So much of Ani DiFranco’s career feels like an act of rebellion: the blunt songs she began writing as a precocious kid; the independent music label she started in her twenties, after refusing to sign with the corporate record companies that had been courting her. It’s perhaps surprising, then, that “Revolutionary Love”—an album centered on today’s political turbulence—isn’t seething with the barbed defiance of her earlier work. Inspired by “See No Stranger,” a book by the Sikh-American activist and lawyer Valarie Kaur, DiFranco instead endorses love and compassion as radical tools to process rage, grief, and tumult. Robust melodies, padded with streaks of soul and jazz that represent some of DiFranco’s fullest productions yet, prop up a challenging attempt at peace and healing.— Julyssa Lopez
by Thom Jurek
For more than three decades, Ani DiFranco has made the personal political and vice versa. Whether playing solo, working the road with her trio, or in a studio with a raucous band, she has consistently shown unflinching honesty in critiquing the myriad ways in which power informs relationships across racial, social, gender, economic, environmental, and romantic lines in an astonishing variety of musical contexts. DiFranco has also called New Orleans home for some time; many of its musical traditions have burrowed their way into her artistic DNA. While on the road in 2019, seeing America tear itself apart under Trump, DiFranco wrote songs and read Sikh activist and civil right lawyer Valarie Kaur’s See No Stranger, a memoir/manifesto for accountable, compassionate living in catastrophic times. DiFranco returned home as COVID-19 became a global pandemic. She felt she needed to “get people inspired to vote…believing in democracy, believing in each other and in themselves.” In February, just before lockdown, she traveled to co-producer Brad Cook‘s North Carolina studio and cut this 11-song set in two days with her trio and local luminaries including Hiss Golden Messenger, Mountain Goats, Mipso, etc. With them she illustrated these songs at the blurred edges where soul, folk, and jazz-pop intersect.

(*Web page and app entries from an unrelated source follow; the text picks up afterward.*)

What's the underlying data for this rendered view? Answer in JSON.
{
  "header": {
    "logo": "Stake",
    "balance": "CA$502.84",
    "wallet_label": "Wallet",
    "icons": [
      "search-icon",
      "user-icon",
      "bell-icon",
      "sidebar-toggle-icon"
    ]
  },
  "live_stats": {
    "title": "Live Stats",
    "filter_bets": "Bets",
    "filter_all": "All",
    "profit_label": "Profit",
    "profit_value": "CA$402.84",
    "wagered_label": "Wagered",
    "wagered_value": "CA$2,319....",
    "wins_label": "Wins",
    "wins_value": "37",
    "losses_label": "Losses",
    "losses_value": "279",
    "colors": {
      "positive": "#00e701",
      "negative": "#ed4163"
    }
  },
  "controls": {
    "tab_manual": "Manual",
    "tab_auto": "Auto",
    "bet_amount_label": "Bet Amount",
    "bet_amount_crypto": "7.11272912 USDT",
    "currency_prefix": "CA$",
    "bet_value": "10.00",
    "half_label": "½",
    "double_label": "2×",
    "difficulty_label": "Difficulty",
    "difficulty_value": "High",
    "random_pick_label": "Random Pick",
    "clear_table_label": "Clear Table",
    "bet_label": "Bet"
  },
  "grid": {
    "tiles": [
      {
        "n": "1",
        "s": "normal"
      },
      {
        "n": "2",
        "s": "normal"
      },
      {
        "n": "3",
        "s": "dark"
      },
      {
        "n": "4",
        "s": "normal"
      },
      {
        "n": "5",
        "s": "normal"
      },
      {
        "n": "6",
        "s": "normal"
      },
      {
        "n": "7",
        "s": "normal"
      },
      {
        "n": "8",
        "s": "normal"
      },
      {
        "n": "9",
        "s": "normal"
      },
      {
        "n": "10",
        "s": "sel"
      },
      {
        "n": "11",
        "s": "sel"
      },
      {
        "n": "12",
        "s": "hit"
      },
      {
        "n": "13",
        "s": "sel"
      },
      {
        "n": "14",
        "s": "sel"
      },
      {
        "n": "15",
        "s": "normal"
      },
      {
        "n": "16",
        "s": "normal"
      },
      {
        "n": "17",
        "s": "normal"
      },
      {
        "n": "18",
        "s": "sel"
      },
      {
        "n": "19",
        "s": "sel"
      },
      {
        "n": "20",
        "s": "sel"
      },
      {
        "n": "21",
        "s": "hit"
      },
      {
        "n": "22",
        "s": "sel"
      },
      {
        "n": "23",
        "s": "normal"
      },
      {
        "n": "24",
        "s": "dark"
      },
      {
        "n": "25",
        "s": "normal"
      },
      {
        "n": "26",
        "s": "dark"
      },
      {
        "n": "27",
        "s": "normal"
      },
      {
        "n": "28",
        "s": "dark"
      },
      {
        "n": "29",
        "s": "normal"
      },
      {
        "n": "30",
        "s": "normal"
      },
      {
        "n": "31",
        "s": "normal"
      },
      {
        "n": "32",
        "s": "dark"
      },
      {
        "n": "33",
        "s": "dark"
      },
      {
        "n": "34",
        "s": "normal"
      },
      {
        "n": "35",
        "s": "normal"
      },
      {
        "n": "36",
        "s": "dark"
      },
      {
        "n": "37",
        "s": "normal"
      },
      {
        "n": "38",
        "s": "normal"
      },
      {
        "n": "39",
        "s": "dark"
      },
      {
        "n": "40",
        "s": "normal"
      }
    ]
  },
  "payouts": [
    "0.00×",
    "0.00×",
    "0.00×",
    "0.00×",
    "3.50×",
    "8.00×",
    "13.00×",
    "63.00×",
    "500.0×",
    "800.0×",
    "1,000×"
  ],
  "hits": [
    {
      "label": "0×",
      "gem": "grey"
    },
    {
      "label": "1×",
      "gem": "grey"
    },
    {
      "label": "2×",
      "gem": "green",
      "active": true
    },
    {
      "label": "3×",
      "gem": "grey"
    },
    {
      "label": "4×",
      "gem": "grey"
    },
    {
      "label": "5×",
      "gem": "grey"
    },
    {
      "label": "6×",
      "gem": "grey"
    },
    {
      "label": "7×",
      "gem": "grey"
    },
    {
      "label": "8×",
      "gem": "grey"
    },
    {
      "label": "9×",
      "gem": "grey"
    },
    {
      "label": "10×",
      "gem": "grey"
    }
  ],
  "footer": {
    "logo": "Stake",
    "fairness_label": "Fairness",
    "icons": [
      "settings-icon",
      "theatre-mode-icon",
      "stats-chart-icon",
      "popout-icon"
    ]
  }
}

As a whole, Revolutionary Love is economical and smooth. The title track is drenched in gentle yet gritty soul. As a slide guitar, brushed snare, and Wurlitzer pave the way, one can hear traces of Percy Mayfield in the…
It’s been a tumultuous few years for the world in general, and Ani DiFranco has been uncharacteristically quiet. The New York native is famously prolific (she managed to release 10 albums during the 1990s), but motherhood and writing a memoir, No Walls And The Recurring Dream, means that the recording process has been put on the backburner somewhat.
Yet that doesn’t mean she’s silent about what’s been happening in the United States (and the wider world) over the last few years – although don’t expect to hear the explicit anger and defiance that marked her earlier work. DiFranco’s sound has slowly morphed from the furious, frenetic folk that made her name, and Revolutionary Love sounds much like her much like her more recent output: languid, deliberate jazzy laments that blend the personal with the political.